By Hannah Dreier | Associated Press
Tens of thousands of Venezuelans, some of whom drove through the night in caravans, crossed the border into Colombia on Sunday to hunt for food and medicine that are in short supply at home.
It’s the second weekend in a row that Venezuela’s socialist government has opened the long-closed border connecting Venezuela to Colombia, and by 6 a.m., a line of would-be shoppers snaked through the entire town of San Antonio del Tachira. Some had traveled in chartered buses from cities 8 hours away.
Venezuela’s government closed all crossings a year ago to crack down on smuggling along the 1,378-mile (2,219 kilometer) border. It complained that speculators were causing shortages by buying up subsidized food and gasoline in Venezuela and taking them to Colombia, where they could be sold for far higher prices.
But shortages have continued to mount in Venezuela amid triple-digit inflation, currency controls that have restricted imports and investment and a collapse in the oil prices that fund government spending.
Although the border was heavily patrolled by the military, the crowds were mostly orderly amid an atmosphere of tense excitement. A few activists were handing out anti-government pamphlets, looking to galvanize the frustration that has characterized food riots and long lines outside supermarkets in recent weeks.
Some of those waiting to cross made anti-government chants and sang the national anthem, but there was no appetite for confrontation. They were focused on the prospect of fully stocked supermarket shelves and the opportunity to buy even non-essential indulgences like nail polish and beer.
“It’s kind of crazy day,” said Alejandro Chacon, who owns a hardware store in the nearby town of San Cristobal and is crossing the border for the first time since the closure. “It’s strange to see this, but we know we’re going to find what we want in Colombia, so it’s a nice difference.”
Colombian officials dressed in white shirts individually welcomed those arriving while police handed out cake and blasted out festive vallenato tunes, the traditional music beloved on both sides of the border. Roadside kiosks set up by entrepreneurs took payment in Venezuela’s currency for goods at a steep discount from what they cost on the black market back home.
“It’s sad to be doing this but we also know over there we’ll find something,” said Rosa Cardenas, a 70-year-old retired school teacher accompanied by a 5-month-old granddaughter.
On Saturday, an estimated 35,000 Venezuelans crossed the border on the first day of what Colombian government is calling a humanitarian corridor.
President Nicolas Maduro is trying to deflate any talk of a humanitarian crisis and instead blames its political enemies and self-serving smugglers for the shortages.

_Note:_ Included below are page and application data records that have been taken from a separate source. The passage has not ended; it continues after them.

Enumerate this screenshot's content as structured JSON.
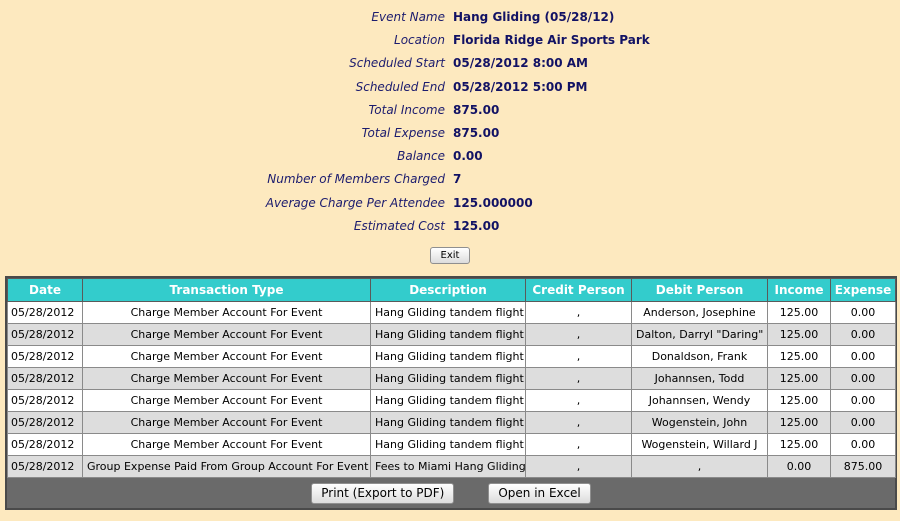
{
  "event": {
    "fields": [
      {
        "label": "Event Name",
        "value": "Hang Gliding (05/28/12)"
      },
      {
        "label": "Location",
        "value": "Florida Ridge Air Sports Park"
      },
      {
        "label": "Scheduled Start",
        "value": "05/28/2012 8:00 AM"
      },
      {
        "label": "Scheduled End",
        "value": "05/28/2012 5:00 PM"
      },
      {
        "label": "Total Income",
        "value": "875.00"
      },
      {
        "label": "Total Expense",
        "value": "875.00"
      },
      {
        "label": "Balance",
        "value": "0.00"
      },
      {
        "label": "Number of Members Charged",
        "value": "7"
      },
      {
        "label": "Average Charge Per Attendee",
        "value": "125.000000"
      },
      {
        "label": "Estimated Cost",
        "value": "125.00"
      }
    ],
    "exit_label": "Exit"
  },
  "transactions": {
    "headers": [
      "Date",
      "Transaction Type",
      "Description",
      "Credit Person",
      "Debit Person",
      "Income",
      "Expense"
    ],
    "rows": [
      [
        "05/28/2012",
        "Charge Member Account For Event",
        "Hang Gliding tandem flight",
        ",",
        "Anderson, Josephine",
        "125.00",
        "0.00"
      ],
      [
        "05/28/2012",
        "Charge Member Account For Event",
        "Hang Gliding tandem flight",
        ",",
        "Dalton, Darryl \"Daring\"",
        "125.00",
        "0.00"
      ],
      [
        "05/28/2012",
        "Charge Member Account For Event",
        "Hang Gliding tandem flight",
        ",",
        "Donaldson, Frank",
        "125.00",
        "0.00"
      ],
      [
        "05/28/2012",
        "Charge Member Account For Event",
        "Hang Gliding tandem flight",
        ",",
        "Johannsen, Todd",
        "125.00",
        "0.00"
      ],
      [
        "05/28/2012",
        "Charge Member Account For Event",
        "Hang Gliding tandem flight",
        ",",
        "Johannsen, Wendy",
        "125.00",
        "0.00"
      ],
      [
        "05/28/2012",
        "Charge Member Account For Event",
        "Hang Gliding tandem flight",
        ",",
        "Wogenstein, John",
        "125.00",
        "0.00"
      ],
      [
        "05/28/2012",
        "Charge Member Account For Event",
        "Hang Gliding tandem flight",
        ",",
        "Wogenstein, Willard J",
        "125.00",
        "0.00"
      ],
      [
        "05/28/2012",
        "Group Expense Paid From Group Account For Event",
        "Fees to Miami Hang Gliding",
        ",",
        ",",
        "0.00",
        "875.00"
      ]
    ],
    "print_label": "Print (Export to PDF)",
    "excel_label": "Open in Excel"
  },
  "colors": {
    "page_background": "#fde9bf",
    "header_background": "#33cccc",
    "label_text": "#1c1c6e"
  }
}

He dismissed as a “media show” the jarring images a few weeks ago of 500 women pushing through the checkpoint, saying they were desperate to buy food.
On Sunday, state TV ran footage of Venezuelans returning from Colombia empty-handed, dissuaded by what they said was price-gouging and the threat of violence by their neighbors.